**Extracted data:**
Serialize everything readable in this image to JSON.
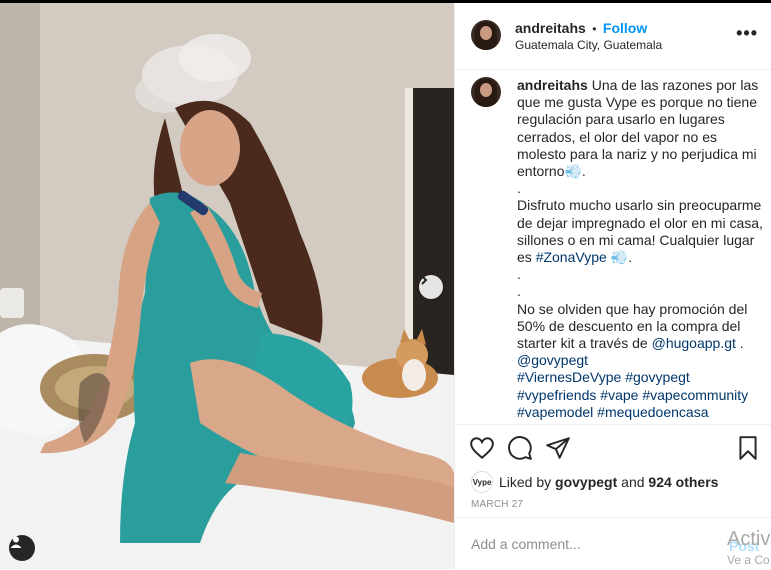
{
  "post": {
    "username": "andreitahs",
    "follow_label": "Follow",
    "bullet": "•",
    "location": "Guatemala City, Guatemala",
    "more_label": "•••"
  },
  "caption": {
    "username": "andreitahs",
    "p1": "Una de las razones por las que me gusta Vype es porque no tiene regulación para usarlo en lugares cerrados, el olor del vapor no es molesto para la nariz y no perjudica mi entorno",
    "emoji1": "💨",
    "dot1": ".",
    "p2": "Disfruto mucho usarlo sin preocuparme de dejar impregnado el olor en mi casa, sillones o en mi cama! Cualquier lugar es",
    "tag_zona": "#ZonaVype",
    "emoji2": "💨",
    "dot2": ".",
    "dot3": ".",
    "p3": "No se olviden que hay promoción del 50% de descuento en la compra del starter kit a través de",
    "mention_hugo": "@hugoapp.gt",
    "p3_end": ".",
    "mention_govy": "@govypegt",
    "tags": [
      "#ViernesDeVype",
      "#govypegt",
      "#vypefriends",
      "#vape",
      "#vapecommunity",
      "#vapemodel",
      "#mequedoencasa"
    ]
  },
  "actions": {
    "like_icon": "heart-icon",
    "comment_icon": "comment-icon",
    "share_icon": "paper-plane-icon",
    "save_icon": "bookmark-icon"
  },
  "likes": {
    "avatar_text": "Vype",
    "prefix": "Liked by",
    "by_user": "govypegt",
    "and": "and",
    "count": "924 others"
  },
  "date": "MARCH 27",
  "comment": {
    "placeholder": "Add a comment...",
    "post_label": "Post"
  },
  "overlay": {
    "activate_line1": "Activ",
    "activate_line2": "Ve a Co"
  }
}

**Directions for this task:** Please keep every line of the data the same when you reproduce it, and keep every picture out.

**Finished task:**
Serialize everything readable in this image to JSON.
{
  "post": {
    "username": "andreitahs",
    "follow_label": "Follow",
    "bullet": "•",
    "location": "Guatemala City, Guatemala",
    "more_label": "•••"
  },
  "caption": {
    "username": "andreitahs",
    "p1": "Una de las razones por las que me gusta Vype es porque no tiene regulación para usarlo en lugares cerrados, el olor del vapor no es molesto para la nariz y no perjudica mi entorno",
    "emoji1": "💨",
    "dot1": ".",
    "p2": "Disfruto mucho usarlo sin preocuparme de dejar impregnado el olor en mi casa, sillones o en mi cama! Cualquier lugar es",
    "tag_zona": "#ZonaVype",
    "emoji2": "💨",
    "dot2": ".",
    "dot3": ".",
    "p3": "No se olviden que hay promoción del 50% de descuento en la compra del starter kit a través de",
    "mention_hugo": "@hugoapp.gt",
    "p3_end": ".",
    "mention_govy": "@govypegt",
    "tags": [
      "#ViernesDeVype",
      "#govypegt",
      "#vypefriends",
      "#vape",
      "#vapecommunity",
      "#vapemodel",
      "#mequedoencasa"
    ]
  },
  "actions": {
    "like_icon": "heart-icon",
    "comment_icon": "comment-icon",
    "share_icon": "paper-plane-icon",
    "save_icon": "bookmark-icon"
  },
  "likes": {
    "avatar_text": "Vype",
    "prefix": "Liked by",
    "by_user": "govypegt",
    "and": "and",
    "count": "924 others"
  },
  "date": "MARCH 27",
  "comment": {
    "placeholder": "Add a comment...",
    "post_label": "Post"
  },
  "overlay": {
    "activate_line1": "Activ",
    "activate_line2": "Ve a Co"
  }
}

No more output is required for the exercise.